“I went for an MRI scan and that revealed that I had suffered an ACL tear and the early feeling was that I would be out for around six to nine months. To say I was gutted is a big understatement.
“I felt I had settled in pretty well to life at Wasps and I was really starting to enjoy my rugby. Now I face a long rehab period, but I just have to set myself small goals and keep working hard.”
The injury occurred on 14 September and last Wednesday Jackson had the operation and then returned home to his new property in Ealing, where he is living with his girlfriend, to rest up for the weekend and enjoy the Ryder Cup on the television.
Today, however, the hard work really starts.
He will be heading into the Wasps training ground to meet with the club’s medical and strength and conditioning staff to set out a comprehensive plan for his rehab.
Jackson is not somebody who is scared of hard work and he is determined to do everything by the book to make sure his knee recovers fully.
He said: “Having only signed a one-year deal with Wasps, and with the Rugby World Cup now just a year away, the injury could not really have come at a worse time, but that is just the life of a professional sportsman.
“I will be listening to all the advice the experts give me in the coming months whilst trying to stay involved with the squad as much as possible with analysis and watching opposition and such like.

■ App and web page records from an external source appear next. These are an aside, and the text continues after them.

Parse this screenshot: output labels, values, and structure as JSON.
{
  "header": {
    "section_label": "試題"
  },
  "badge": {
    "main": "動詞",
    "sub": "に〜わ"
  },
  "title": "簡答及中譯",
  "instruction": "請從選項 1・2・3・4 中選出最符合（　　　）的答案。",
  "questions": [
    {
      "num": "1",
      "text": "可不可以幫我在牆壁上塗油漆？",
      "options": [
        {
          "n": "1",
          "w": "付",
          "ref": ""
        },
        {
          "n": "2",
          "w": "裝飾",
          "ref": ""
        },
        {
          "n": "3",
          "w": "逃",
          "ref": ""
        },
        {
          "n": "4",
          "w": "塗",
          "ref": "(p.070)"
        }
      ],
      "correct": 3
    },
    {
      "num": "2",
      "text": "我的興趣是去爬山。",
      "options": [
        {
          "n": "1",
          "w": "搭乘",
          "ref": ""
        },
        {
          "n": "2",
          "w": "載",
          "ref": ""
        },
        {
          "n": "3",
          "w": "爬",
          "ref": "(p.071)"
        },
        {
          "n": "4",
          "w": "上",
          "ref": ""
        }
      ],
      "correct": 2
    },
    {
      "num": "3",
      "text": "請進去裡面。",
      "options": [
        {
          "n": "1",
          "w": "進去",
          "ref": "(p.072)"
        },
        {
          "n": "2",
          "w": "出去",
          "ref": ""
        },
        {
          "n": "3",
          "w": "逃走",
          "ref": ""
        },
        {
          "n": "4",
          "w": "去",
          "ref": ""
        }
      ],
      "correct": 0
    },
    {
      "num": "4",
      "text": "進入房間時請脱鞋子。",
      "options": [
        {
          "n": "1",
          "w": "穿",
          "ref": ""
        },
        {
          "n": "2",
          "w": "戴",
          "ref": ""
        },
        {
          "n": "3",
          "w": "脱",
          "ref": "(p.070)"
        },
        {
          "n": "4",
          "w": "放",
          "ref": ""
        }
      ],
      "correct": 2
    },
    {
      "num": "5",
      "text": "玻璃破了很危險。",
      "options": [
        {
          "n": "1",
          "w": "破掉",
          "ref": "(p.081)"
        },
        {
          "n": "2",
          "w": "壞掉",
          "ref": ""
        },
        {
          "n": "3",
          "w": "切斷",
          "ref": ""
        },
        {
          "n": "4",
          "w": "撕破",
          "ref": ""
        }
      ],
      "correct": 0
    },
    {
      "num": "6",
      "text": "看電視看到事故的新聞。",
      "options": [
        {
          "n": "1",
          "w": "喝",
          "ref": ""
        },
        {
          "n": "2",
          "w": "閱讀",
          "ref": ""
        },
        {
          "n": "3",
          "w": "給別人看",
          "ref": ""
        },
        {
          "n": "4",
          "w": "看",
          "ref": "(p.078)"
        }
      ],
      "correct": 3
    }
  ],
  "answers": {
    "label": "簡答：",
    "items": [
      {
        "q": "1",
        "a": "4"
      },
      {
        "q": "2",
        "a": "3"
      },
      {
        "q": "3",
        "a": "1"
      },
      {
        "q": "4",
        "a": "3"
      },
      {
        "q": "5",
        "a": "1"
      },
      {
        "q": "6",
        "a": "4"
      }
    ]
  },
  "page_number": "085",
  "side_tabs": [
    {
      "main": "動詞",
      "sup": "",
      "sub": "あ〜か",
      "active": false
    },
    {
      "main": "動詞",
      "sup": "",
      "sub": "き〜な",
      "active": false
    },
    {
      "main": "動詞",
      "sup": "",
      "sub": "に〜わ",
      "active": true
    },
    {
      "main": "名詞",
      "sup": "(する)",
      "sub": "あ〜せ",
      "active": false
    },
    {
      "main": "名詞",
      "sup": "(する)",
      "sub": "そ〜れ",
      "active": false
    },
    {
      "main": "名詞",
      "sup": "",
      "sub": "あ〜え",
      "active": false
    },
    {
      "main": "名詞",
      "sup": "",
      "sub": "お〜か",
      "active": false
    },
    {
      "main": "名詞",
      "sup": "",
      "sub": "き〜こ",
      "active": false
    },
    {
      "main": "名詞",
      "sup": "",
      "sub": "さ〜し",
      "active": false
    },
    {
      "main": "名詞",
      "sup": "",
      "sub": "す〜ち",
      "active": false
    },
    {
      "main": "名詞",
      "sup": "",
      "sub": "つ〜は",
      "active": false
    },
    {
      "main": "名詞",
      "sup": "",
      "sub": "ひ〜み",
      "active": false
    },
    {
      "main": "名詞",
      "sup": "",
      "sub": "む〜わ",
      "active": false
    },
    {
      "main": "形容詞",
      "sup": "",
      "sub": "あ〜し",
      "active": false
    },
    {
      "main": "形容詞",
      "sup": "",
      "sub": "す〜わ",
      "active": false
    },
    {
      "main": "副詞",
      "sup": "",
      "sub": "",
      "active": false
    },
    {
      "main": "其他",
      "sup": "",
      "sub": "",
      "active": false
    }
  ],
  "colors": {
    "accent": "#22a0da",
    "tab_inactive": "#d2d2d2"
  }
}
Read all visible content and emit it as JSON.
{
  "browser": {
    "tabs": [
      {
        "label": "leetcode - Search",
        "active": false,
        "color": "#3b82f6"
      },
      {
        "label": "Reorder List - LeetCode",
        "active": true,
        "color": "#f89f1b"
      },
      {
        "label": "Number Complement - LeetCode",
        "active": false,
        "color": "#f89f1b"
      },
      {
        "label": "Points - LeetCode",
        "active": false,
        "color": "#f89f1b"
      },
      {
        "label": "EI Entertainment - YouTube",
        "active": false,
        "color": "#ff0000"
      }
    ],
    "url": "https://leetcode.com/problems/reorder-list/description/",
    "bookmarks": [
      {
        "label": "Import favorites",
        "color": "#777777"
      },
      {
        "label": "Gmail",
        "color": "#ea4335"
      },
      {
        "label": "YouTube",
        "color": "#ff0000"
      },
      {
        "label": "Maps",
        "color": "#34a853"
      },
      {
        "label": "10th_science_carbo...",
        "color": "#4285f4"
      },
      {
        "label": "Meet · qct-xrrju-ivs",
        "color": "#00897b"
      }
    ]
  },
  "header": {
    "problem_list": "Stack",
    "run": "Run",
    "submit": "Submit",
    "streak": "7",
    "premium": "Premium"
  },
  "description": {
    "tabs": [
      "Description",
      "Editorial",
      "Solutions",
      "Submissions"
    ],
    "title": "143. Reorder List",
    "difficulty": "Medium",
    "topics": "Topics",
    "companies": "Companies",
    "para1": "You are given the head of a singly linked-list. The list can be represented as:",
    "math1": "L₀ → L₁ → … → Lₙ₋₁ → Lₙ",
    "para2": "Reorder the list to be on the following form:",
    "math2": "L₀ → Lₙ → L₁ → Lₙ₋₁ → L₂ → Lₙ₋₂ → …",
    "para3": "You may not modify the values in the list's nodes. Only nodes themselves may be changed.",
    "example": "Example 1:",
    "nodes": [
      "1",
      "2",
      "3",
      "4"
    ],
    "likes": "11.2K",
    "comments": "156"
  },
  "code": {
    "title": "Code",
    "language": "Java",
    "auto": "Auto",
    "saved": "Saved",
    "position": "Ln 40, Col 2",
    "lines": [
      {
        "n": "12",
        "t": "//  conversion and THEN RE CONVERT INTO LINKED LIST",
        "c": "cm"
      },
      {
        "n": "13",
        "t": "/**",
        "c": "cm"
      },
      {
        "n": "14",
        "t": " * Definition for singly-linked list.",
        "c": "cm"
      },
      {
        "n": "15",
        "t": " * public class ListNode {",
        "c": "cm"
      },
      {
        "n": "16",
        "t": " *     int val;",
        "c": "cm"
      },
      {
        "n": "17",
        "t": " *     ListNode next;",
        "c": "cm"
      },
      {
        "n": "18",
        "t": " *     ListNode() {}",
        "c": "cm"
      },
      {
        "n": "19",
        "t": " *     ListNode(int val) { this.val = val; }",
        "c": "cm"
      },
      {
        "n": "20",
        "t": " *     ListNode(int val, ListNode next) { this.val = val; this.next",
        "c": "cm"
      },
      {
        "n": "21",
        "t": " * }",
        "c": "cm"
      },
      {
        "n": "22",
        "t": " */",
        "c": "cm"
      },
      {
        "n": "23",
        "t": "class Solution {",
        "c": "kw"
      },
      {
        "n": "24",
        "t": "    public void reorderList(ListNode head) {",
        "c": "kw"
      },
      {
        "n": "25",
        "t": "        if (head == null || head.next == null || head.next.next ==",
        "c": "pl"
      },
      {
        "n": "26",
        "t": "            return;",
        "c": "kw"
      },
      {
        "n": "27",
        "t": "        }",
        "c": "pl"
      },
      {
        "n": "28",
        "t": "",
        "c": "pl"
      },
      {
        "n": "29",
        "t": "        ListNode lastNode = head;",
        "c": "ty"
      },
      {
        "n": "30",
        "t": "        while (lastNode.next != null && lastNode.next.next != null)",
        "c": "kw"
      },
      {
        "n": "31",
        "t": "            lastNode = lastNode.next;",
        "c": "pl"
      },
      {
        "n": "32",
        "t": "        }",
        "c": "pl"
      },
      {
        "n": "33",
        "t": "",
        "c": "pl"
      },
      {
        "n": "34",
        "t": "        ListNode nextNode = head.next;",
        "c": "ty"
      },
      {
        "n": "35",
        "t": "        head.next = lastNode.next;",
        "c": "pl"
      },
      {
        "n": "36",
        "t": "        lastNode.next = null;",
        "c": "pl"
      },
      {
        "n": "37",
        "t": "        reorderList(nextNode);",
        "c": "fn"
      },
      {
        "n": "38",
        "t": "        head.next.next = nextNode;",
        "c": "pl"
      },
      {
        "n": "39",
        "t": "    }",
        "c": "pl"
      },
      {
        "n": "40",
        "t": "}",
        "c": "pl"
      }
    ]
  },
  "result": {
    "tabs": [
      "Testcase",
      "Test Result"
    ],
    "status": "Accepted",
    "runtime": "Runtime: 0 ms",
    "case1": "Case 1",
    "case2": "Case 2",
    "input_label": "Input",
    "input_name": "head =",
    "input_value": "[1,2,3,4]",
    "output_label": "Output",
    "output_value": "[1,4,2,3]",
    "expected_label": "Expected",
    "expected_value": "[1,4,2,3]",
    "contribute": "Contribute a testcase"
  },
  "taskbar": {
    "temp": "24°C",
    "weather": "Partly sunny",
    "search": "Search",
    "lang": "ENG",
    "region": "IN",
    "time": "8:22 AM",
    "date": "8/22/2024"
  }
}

“Obviously playing for Scotland again is also in the back of my mind at the moment, but I really can’t think of that just yet. I need to just concentrate on getting the knee right and then hopefully play a few matches at the end of the season for Wasps and take things from there.”